Top of RECORDED INFORMATION

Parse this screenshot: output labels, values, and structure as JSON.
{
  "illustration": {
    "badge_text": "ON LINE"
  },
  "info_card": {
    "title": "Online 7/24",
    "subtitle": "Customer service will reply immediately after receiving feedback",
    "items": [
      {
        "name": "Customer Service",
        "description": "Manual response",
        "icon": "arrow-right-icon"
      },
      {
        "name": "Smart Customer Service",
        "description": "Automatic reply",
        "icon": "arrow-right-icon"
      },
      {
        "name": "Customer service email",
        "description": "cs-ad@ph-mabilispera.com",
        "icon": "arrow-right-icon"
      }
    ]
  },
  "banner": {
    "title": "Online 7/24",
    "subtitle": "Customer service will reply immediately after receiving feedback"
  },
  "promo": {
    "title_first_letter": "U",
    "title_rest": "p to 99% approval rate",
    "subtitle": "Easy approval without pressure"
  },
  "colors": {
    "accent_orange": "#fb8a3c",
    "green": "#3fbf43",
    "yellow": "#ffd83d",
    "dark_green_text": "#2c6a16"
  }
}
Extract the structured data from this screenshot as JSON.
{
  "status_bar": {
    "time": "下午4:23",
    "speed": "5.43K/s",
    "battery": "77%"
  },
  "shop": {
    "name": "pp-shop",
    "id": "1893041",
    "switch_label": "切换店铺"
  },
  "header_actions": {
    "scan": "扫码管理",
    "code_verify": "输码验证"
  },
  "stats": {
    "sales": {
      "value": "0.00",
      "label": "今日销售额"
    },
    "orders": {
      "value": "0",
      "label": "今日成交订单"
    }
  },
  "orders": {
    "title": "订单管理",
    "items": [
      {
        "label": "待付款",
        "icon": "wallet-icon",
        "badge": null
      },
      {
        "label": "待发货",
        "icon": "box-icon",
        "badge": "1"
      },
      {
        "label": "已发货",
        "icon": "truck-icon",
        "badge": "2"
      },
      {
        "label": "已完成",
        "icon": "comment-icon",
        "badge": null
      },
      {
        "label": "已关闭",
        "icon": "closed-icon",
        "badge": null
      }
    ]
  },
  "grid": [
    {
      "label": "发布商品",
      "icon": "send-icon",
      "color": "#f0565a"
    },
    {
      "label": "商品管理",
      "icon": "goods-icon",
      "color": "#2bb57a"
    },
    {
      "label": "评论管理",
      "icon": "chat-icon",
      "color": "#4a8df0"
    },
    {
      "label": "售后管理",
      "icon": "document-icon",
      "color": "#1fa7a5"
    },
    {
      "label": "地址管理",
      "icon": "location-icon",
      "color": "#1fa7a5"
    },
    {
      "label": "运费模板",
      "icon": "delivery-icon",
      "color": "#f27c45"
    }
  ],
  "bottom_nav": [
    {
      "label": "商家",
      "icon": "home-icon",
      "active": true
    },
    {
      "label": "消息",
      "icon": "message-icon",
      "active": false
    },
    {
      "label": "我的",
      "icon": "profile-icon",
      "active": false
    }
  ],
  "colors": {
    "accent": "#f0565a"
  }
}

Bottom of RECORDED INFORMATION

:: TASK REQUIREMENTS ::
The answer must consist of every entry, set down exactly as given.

:: RESULT ::
Parse this screenshot: output labels, values, and structure as JSON.
{
  "illustration": {
    "badge_text": "ON LINE"
  },
  "info_card": {
    "title": "Online 7/24",
    "subtitle": "Customer service will reply immediately after receiving feedback",
    "items": [
      {
        "name": "Customer Service",
        "description": "Manual response",
        "icon": "arrow-right-icon"
      },
      {
        "name": "Smart Customer Service",
        "description": "Automatic reply",
        "icon": "arrow-right-icon"
      },
      {
        "name": "Customer service email",
        "description": "cs-ad@ph-mabilispera.com",
        "icon": "arrow-right-icon"
      }
    ]
  },
  "banner": {
    "title": "Online 7/24",
    "subtitle": "Customer service will reply immediately after receiving feedback"
  },
  "promo": {
    "title_first_letter": "U",
    "title_rest": "p to 99% approval rate",
    "subtitle": "Easy approval without pressure"
  },
  "colors": {
    "accent_orange": "#fb8a3c",
    "green": "#3fbf43",
    "yellow": "#ffd83d",
    "dark_green_text": "#2c6a16"
  }
}
Extract the structured data from this screenshot as JSON.
{
  "status_bar": {
    "time": "下午4:23",
    "speed": "5.43K/s",
    "battery": "77%"
  },
  "shop": {
    "name": "pp-shop",
    "id": "1893041",
    "switch_label": "切换店铺"
  },
  "header_actions": {
    "scan": "扫码管理",
    "code_verify": "输码验证"
  },
  "stats": {
    "sales": {
      "value": "0.00",
      "label": "今日销售额"
    },
    "orders": {
      "value": "0",
      "label": "今日成交订单"
    }
  },
  "orders": {
    "title": "订单管理",
    "items": [
      {
        "label": "待付款",
        "icon": "wallet-icon",
        "badge": null
      },
      {
        "label": "待发货",
        "icon": "box-icon",
        "badge": "1"
      },
      {
        "label": "已发货",
        "icon": "truck-icon",
        "badge": "2"
      },
      {
        "label": "已完成",
        "icon": "comment-icon",
        "badge": null
      },
      {
        "label": "已关闭",
        "icon": "closed-icon",
        "badge": null
      }
    ]
  },
  "grid": [
    {
      "label": "发布商品",
      "icon": "send-icon",
      "color": "#f0565a"
    },
    {
      "label": "商品管理",
      "icon": "goods-icon",
      "color": "#2bb57a"
    },
    {
      "label": "评论管理",
      "icon": "chat-icon",
      "color": "#4a8df0"
    },
    {
      "label": "售后管理",
      "icon": "document-icon",
      "color": "#1fa7a5"
    },
    {
      "label": "地址管理",
      "icon": "location-icon",
      "color": "#1fa7a5"
    },
    {
      "label": "运费模板",
      "icon": "delivery-icon",
      "color": "#f27c45"
    }
  ],
  "bottom_nav": [
    {
      "label": "商家",
      "icon": "home-icon",
      "active": true
    },
    {
      "label": "消息",
      "icon": "message-icon",
      "active": false
    },
    {
      "label": "我的",
      "icon": "profile-icon",
      "active": false
    }
  ],
  "colors": {
    "accent": "#f0565a"
  }
}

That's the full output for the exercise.